Please show every line from the entries that carries the word "JSON".
══════
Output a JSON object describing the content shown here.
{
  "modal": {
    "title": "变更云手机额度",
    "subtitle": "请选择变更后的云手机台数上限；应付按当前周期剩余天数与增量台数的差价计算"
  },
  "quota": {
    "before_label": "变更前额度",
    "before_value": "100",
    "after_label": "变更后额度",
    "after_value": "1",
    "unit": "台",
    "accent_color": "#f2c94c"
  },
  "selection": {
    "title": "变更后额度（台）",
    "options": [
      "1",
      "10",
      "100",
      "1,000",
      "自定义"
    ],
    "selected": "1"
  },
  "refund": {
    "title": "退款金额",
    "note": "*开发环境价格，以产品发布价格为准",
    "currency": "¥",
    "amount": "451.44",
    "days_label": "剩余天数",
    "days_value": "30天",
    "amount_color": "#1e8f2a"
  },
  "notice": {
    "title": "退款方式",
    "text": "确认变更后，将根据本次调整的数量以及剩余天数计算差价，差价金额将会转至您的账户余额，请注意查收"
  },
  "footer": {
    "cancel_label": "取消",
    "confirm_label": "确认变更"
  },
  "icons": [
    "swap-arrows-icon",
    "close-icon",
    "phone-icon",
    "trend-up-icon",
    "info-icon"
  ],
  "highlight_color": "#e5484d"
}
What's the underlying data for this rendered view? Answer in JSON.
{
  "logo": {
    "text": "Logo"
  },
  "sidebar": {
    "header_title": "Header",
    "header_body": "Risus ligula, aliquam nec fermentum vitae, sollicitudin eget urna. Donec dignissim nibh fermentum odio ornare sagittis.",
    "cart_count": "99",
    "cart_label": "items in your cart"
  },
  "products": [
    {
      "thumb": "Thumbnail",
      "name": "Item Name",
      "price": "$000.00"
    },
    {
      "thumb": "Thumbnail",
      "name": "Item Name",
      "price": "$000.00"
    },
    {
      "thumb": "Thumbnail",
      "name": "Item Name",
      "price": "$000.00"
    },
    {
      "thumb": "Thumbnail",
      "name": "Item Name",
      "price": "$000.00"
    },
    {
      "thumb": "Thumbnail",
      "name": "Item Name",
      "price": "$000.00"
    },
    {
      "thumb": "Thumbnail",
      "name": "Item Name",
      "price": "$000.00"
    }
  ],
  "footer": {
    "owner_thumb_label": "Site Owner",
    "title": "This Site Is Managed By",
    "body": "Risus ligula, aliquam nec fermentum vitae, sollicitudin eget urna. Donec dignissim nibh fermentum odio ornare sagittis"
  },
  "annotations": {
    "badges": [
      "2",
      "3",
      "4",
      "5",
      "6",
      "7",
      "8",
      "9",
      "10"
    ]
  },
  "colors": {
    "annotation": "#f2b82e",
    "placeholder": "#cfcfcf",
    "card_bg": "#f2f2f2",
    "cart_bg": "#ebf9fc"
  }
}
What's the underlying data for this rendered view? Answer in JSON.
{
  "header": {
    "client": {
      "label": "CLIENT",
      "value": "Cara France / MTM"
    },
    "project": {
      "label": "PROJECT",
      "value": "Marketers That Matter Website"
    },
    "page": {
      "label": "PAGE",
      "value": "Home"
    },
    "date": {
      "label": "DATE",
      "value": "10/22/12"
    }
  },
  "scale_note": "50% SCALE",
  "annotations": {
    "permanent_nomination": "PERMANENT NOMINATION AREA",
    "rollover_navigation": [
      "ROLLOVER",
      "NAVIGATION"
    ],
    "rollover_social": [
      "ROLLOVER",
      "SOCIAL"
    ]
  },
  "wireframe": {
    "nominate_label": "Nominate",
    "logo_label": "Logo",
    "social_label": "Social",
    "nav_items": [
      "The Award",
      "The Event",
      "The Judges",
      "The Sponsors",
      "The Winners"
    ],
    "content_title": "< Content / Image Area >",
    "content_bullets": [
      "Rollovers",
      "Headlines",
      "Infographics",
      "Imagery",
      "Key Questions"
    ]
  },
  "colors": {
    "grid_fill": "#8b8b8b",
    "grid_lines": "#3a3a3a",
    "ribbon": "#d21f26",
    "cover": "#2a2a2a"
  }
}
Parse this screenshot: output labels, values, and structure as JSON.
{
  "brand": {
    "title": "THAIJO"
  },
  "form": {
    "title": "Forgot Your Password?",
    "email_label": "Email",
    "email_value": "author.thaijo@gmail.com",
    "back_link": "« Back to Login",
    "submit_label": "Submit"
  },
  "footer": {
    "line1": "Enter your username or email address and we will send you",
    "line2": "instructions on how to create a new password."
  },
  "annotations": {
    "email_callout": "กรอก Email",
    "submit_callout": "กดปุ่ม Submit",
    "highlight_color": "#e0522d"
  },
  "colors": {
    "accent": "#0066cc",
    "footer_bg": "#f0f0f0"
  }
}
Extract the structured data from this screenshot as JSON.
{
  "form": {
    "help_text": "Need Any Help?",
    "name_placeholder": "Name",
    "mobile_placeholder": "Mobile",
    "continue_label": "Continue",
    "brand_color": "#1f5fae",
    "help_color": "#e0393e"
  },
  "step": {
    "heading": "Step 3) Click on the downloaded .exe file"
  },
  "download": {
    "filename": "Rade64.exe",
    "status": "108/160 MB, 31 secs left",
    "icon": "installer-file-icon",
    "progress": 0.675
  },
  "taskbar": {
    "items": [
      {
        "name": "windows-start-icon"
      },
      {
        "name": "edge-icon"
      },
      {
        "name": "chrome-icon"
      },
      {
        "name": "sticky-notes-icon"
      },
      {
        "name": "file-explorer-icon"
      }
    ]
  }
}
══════
Response below:
Output a JSON object describing the content shown here.
What's the underlying data for this rendered view? Answer in JSON.
What's the underlying data for this rendered view? Answer in JSON.
Parse this screenshot: output labels, values, and structure as JSON.
Extract the structured data from this screenshot as JSON.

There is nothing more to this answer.